Well bummer. But who was behind this potentially wonderful relationship? Oh. It was a man named Dan Rose whose title was Facebook’s Vice-President of Partnerships who answered the following question:
Facebook has funded some of the shows. How did you pick which ones to invest in?
Obviously, creating premium episodic content is expensive. Until we have a large enough audience – so the advertising revenue can cover the cost of creative — we helped fund some of them, so people see something when they go to Watch. Also, we wanted to inspire creators for what we think will work well for this product, to show the larger ecosystem what’s possible. The show with Mike Rowe [“Returning the Favor”], which has a real community focus, that was easy. World Surf League, which already has passionate community, is a perfect partnership. And the show with LaVar Ball [“Ball in the Family”] — that family has created a lot of conversation and interest.
Except then there was J-Bay with the oops and the glitchy feed and the straight up lies and now this Dan Rose is totally fleeing because the grumpy surfer was his unexpected end. Shall we read a touch from CNBC?
Dan Rose, one of Facebook’s earliest executives, is leaving the company, he announced on his Facebook page Wednesday.
Rose joined Facebook in 2006 and reported to Chief Operating Officer Sheryl Sandberg. He’s moving to Hawaii where his family has lived for the last year, he said, and will not seek another executive position. He plans to “stay active through advising and investing in companies,” he said.
Rose’s departure marks another key exit for the social media company as it battles scandals around user privacy and its ad-based business model and angry grumpy surfers furious at the less than quality rollout of a World Surf League something.

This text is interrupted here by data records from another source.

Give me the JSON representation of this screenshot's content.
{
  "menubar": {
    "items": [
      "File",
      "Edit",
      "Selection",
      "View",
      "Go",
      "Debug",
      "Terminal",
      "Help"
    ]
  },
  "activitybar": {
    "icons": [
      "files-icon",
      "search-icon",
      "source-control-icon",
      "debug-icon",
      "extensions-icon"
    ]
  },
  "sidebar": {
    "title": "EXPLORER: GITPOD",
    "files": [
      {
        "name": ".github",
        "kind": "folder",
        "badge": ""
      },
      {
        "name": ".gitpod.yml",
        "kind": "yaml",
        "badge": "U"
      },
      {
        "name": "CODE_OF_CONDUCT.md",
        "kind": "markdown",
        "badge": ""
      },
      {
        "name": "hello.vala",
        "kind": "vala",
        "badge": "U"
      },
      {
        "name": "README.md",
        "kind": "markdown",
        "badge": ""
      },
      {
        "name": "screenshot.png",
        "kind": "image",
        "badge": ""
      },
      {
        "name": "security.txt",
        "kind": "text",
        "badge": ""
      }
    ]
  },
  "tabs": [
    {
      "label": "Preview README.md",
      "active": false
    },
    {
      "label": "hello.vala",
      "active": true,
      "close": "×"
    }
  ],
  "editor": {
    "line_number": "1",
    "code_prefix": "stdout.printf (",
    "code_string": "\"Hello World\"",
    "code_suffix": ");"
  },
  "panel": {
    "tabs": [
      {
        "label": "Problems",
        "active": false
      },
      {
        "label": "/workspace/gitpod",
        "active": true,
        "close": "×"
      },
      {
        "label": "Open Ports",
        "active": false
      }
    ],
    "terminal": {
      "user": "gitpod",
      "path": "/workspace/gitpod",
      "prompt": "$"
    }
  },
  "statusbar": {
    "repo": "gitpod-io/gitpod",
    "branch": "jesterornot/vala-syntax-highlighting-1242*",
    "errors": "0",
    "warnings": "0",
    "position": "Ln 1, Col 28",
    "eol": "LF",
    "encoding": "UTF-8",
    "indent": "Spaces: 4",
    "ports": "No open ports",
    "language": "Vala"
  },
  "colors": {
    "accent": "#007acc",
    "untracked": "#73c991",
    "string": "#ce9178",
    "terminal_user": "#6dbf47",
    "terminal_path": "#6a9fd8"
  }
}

So long, Dan! Or as they say in Hawaii, “Aloha also means goodbye.” Or as they also say in Hawaii, “Haole want cracks?”